◆ Task ◆
Within the data beneath, some lines may hold the word "description". Give the number of those lines and nothing else.

◆ Raw data ◆
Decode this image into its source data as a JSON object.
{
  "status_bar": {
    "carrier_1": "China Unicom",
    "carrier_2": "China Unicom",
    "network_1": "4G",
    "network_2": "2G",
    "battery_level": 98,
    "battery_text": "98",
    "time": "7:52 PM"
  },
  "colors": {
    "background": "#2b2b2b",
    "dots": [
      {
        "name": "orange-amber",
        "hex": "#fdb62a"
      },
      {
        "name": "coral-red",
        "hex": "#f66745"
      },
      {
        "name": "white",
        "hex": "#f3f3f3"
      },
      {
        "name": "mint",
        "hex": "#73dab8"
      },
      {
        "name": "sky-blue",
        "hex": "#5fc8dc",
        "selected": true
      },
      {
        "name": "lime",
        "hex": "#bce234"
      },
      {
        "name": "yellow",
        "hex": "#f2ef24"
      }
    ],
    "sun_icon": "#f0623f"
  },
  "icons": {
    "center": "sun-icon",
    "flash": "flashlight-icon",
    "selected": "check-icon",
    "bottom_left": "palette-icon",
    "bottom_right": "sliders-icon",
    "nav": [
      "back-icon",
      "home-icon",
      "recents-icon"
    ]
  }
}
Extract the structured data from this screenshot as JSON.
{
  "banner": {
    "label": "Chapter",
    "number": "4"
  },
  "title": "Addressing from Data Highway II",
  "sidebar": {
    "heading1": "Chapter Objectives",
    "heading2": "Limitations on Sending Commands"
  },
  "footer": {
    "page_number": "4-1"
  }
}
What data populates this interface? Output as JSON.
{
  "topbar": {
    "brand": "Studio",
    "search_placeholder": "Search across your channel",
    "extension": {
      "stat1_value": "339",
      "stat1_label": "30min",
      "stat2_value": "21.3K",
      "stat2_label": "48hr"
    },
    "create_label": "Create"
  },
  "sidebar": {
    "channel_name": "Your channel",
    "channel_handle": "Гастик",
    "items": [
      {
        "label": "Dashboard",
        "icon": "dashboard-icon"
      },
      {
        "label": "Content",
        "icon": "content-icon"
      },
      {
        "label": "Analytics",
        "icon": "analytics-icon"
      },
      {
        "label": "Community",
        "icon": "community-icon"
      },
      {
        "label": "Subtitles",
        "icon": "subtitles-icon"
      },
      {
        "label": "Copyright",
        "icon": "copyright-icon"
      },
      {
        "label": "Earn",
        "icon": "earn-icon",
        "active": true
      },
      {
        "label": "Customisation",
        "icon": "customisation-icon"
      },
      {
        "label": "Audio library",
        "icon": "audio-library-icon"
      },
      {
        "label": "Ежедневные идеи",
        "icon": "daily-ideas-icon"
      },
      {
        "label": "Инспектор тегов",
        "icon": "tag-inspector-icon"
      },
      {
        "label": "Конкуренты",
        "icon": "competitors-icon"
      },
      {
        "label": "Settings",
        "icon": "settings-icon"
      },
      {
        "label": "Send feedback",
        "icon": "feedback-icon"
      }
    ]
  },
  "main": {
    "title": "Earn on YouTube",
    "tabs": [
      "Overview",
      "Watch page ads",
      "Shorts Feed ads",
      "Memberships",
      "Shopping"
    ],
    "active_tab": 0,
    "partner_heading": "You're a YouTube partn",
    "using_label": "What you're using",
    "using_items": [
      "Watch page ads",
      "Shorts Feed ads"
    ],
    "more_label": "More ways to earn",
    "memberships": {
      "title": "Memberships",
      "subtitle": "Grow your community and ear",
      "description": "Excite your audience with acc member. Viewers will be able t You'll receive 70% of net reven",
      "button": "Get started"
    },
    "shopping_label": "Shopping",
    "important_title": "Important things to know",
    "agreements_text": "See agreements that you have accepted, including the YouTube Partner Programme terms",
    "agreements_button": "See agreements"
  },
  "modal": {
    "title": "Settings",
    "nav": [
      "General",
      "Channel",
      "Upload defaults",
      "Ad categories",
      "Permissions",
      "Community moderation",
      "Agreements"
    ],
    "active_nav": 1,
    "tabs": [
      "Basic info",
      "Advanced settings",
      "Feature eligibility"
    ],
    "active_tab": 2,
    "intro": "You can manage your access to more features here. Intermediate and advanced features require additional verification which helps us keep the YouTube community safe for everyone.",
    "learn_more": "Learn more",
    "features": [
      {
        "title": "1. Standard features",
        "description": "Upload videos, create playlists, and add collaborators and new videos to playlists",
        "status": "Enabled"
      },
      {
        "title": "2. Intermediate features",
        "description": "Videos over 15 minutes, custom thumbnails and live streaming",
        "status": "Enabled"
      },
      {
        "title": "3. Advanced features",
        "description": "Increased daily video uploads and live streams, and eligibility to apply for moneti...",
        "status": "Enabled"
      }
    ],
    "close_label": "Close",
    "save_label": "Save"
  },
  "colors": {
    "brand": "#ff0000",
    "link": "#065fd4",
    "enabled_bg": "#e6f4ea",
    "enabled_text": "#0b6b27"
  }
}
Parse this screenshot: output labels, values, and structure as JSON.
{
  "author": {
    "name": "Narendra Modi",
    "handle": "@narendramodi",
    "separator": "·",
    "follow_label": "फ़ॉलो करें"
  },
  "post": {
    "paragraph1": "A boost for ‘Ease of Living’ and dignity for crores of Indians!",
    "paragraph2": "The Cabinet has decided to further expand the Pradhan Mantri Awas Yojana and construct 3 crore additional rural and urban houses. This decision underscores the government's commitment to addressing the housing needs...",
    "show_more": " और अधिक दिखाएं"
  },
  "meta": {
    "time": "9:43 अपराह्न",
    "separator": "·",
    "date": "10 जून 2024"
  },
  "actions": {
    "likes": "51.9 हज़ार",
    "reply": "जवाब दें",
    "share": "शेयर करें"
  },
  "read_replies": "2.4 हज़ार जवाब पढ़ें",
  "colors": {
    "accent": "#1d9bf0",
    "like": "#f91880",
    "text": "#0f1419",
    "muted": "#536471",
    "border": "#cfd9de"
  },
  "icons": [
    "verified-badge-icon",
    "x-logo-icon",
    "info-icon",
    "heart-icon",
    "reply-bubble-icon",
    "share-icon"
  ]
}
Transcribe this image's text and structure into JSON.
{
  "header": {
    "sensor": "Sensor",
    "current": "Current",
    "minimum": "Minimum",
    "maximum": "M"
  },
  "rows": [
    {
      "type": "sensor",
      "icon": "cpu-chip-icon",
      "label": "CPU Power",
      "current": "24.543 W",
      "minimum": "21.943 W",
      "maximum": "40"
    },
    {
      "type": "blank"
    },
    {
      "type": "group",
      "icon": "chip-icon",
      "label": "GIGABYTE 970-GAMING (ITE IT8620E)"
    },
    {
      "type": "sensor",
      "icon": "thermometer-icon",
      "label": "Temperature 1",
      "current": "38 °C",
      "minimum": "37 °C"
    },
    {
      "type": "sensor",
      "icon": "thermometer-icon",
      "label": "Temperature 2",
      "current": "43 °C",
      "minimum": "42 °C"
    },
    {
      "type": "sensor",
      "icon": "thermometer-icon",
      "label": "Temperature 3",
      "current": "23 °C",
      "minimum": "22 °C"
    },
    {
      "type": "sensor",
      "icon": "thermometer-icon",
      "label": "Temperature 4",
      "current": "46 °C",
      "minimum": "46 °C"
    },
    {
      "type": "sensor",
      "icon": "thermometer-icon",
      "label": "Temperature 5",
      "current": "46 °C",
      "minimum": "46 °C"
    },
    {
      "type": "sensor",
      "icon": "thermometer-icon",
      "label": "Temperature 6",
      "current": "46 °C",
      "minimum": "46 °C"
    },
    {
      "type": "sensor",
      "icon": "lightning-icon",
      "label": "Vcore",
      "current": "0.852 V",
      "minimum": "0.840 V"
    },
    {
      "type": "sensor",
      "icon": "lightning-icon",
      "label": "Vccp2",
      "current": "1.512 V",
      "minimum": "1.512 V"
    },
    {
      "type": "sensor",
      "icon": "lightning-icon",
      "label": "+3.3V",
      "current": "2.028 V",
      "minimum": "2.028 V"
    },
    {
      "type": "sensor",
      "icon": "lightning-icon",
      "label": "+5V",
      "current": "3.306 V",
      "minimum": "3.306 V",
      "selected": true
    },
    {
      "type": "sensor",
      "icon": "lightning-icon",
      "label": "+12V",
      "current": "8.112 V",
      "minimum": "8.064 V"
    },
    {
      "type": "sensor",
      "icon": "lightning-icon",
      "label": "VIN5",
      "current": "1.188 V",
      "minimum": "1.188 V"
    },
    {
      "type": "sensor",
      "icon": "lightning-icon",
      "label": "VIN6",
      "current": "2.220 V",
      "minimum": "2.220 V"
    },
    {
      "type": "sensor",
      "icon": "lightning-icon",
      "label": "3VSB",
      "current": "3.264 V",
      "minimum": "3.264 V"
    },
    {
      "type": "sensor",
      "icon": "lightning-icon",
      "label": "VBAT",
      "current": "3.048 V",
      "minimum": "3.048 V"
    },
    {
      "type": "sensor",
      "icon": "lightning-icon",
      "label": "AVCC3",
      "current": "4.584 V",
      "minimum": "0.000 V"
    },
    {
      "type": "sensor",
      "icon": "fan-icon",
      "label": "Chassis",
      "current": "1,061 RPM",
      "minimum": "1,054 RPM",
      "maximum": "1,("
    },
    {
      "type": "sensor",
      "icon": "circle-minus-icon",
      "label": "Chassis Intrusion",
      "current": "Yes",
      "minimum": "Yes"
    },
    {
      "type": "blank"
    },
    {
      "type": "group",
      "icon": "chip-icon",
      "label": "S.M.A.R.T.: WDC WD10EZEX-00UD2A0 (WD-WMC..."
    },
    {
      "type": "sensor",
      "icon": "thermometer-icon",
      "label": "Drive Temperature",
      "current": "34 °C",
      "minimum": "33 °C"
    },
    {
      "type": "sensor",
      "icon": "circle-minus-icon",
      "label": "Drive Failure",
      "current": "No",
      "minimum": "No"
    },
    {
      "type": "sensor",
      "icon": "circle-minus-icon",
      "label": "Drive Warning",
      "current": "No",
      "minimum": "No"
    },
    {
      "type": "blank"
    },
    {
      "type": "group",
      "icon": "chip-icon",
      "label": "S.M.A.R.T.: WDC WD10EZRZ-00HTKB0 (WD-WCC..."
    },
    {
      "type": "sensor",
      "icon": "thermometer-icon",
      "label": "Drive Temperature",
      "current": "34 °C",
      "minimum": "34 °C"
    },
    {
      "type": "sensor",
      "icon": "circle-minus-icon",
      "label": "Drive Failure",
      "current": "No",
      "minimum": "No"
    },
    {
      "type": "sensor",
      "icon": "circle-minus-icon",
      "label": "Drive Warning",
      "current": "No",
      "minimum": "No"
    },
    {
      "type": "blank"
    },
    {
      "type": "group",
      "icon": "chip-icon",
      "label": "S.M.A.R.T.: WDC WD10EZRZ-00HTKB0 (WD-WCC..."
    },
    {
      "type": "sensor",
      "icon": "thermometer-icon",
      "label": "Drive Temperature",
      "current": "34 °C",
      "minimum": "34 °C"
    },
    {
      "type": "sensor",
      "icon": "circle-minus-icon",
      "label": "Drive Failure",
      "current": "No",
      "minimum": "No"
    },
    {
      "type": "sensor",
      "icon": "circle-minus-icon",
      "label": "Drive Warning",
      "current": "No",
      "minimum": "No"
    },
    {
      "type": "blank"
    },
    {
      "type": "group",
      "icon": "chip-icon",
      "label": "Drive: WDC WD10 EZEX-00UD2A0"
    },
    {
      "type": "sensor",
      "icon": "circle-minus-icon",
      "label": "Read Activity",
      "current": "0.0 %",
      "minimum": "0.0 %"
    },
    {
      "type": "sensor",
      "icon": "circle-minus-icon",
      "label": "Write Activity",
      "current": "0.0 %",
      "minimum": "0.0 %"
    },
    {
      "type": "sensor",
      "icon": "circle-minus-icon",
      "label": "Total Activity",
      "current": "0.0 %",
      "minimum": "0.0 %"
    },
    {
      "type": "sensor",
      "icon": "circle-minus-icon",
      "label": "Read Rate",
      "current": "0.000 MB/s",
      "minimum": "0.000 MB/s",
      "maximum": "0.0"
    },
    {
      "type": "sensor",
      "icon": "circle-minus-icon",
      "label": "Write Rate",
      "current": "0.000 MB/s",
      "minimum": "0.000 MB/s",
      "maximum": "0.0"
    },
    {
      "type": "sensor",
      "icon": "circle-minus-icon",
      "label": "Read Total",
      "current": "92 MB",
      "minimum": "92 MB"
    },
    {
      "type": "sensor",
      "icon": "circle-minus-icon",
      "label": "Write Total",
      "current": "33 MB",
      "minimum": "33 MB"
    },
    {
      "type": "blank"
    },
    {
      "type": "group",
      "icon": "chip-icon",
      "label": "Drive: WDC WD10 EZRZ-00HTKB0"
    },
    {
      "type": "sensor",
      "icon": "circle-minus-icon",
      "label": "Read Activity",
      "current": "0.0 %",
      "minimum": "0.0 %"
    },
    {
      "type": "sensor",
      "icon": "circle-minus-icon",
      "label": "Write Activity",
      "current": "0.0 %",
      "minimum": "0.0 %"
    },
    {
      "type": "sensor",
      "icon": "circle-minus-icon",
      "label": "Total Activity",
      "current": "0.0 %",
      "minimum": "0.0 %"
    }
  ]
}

◆ Task solution ◆
4